Sunday, August 4, 2013

Tomorrow and tomorrow and...

photo of artisan bread and cloche
© harrington
Welcome! As this is being written, the temperature outside is 73. The daughter person and her significant other are in the backyard practicing for their first bow hunting seasons for whitetails. Not exactly Winter-like but more like September than then dog days of August. We tried the new soup recipe last night. It turned out well. Everyone seemed to like it. We're rapidly approaching one of my favorite times of year. Homemade soups, stews and bread, fresh Honeycrisp apples, warm sweaters on cool Autumn days, vibrant colors in the trees. I think one of the too often missed pleasures of country living is being closer to the seasonal changes than I ever could readily accomplish when I lived in the city or the suburbs. I've been reading, and re-reading Essays of E.B. White, also author of Charlotte's web and the "White" of Strunk and White's The Elements of Style. His essay, "Letter from the East" is dated February, 1975. He compares trials and tribulations of that period with those of earlier times, and finds not much difference. Although he was writing from rural Maine, and we try to focus here on Minnesota, see if any of these concerns seem relevant to today's rural Minnesota: "Oil. Unemployment.Nuclear power plants. The spruce bud worm..... Land use and Zoning. The plight of the small hospital....The price of gas at the pump. The power of the Federal Government....Drug abuse." I'll tell you, reading his list I felt as at home as if I were watching the evening news. One the bright side, he also points out the promise embedded in Spring's packets of flower seeds and the chirping arrival of day-old chicks. I'm not sure whether I'm more in awe of White's talent as a writer or his outlook on life. I'm sure the two are closely linked. I think I'll work harder to find promises of better times and spend less effort bemoaning the doom and gloom that seems almost pervasive.

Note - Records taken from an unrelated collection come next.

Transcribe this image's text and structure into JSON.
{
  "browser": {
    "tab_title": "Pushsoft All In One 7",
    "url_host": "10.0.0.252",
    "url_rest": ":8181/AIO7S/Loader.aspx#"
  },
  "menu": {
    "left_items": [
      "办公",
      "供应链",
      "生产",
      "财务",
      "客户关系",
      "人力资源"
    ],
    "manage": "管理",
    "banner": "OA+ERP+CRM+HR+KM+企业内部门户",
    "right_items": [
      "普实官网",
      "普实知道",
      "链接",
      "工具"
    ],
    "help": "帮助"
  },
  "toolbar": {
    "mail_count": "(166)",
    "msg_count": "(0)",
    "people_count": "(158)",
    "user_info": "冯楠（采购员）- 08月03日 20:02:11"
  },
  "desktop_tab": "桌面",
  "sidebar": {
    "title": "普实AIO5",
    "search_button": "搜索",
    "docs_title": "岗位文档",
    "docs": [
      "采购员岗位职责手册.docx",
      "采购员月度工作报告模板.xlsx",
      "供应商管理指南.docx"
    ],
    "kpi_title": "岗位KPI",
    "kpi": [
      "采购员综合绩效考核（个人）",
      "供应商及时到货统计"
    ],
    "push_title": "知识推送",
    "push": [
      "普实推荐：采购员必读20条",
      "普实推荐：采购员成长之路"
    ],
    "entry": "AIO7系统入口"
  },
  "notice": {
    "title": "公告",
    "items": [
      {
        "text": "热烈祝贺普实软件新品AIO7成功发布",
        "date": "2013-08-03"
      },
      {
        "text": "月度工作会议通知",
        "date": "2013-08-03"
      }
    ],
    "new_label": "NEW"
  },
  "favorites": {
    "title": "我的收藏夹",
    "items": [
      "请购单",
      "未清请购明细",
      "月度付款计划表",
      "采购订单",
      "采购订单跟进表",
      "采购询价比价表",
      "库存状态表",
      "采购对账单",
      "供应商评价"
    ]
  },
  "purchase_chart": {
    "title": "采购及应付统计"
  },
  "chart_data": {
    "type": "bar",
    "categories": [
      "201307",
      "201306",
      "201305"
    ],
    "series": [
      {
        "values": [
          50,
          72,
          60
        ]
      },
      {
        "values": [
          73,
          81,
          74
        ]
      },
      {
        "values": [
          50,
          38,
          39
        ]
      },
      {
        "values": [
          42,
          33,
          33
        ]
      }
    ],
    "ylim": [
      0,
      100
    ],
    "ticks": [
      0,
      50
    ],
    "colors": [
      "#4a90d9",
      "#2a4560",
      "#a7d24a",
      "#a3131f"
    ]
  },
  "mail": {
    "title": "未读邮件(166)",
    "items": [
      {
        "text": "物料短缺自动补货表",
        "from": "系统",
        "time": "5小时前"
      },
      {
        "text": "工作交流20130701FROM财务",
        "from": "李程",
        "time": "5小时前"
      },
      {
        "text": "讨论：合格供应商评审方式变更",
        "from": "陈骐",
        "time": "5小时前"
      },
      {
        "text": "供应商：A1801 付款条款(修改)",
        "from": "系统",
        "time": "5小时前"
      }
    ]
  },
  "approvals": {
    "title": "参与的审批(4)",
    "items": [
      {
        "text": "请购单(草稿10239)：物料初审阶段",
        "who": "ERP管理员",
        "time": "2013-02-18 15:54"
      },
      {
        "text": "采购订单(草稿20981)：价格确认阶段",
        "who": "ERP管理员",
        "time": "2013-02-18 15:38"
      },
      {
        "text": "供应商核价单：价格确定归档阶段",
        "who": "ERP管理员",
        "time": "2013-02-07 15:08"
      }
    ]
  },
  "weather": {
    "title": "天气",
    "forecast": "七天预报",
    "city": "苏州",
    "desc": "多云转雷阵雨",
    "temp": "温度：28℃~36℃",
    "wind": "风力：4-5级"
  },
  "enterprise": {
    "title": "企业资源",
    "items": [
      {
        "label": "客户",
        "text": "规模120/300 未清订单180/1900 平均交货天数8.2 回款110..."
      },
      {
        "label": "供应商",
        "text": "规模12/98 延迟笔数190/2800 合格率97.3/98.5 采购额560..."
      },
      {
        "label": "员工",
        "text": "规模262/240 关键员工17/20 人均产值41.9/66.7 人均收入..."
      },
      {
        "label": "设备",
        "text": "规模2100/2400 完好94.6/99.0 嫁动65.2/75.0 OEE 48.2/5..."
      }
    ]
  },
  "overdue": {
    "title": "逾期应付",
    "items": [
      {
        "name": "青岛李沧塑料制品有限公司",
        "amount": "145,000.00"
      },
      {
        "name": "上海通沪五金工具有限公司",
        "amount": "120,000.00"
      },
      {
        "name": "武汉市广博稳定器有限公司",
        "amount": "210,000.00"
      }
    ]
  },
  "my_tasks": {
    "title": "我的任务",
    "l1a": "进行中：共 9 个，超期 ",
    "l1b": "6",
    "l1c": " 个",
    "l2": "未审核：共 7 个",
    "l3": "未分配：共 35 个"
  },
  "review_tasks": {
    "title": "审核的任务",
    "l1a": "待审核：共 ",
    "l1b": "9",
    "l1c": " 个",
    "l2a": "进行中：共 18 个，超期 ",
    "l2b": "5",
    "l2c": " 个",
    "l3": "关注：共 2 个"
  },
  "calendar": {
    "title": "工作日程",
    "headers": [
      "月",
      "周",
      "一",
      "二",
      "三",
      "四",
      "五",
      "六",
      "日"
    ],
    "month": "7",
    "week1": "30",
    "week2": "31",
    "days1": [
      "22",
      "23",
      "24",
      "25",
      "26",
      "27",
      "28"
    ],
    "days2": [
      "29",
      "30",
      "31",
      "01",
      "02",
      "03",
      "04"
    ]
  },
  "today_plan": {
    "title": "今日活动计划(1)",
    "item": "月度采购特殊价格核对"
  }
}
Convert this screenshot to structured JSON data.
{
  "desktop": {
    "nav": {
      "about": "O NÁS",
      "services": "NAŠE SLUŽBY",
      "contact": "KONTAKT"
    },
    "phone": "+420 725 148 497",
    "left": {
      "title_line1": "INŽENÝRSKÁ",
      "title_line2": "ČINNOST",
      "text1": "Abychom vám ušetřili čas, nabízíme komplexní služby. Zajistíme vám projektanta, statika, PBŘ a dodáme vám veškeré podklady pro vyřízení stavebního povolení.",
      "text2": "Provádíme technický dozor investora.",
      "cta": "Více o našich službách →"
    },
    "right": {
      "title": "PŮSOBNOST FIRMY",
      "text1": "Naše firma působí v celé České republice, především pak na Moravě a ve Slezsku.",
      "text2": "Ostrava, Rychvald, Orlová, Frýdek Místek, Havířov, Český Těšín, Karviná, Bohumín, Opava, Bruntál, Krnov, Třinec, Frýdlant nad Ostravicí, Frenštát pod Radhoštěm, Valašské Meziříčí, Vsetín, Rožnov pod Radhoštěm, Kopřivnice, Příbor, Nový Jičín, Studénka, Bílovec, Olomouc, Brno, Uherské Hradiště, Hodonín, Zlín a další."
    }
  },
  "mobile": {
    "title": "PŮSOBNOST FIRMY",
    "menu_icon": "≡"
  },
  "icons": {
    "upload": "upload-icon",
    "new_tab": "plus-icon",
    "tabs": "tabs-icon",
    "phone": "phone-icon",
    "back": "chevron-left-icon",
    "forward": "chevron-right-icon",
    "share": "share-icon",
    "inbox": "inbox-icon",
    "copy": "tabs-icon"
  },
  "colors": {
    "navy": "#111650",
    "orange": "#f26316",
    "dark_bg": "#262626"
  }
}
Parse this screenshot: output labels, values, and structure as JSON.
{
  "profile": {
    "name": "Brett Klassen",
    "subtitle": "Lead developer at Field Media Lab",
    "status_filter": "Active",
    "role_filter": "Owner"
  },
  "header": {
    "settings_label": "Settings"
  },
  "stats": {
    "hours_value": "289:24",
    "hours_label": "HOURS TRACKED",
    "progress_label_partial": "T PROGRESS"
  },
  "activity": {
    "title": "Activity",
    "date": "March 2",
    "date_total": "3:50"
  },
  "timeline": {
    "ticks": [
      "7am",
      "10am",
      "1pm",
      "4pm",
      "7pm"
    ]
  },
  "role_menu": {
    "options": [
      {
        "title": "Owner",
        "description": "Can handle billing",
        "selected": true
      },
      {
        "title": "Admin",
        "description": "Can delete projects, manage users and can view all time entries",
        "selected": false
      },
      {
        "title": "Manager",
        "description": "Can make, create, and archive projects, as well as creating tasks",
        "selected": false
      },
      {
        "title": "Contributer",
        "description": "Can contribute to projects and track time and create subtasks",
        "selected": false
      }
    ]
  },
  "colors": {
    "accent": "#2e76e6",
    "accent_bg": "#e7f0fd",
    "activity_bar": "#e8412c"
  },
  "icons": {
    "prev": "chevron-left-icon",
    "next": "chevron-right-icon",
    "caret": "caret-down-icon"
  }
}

I suggest you try White's Essays. I think you'll find them rewarding and worth the time it takes to read them.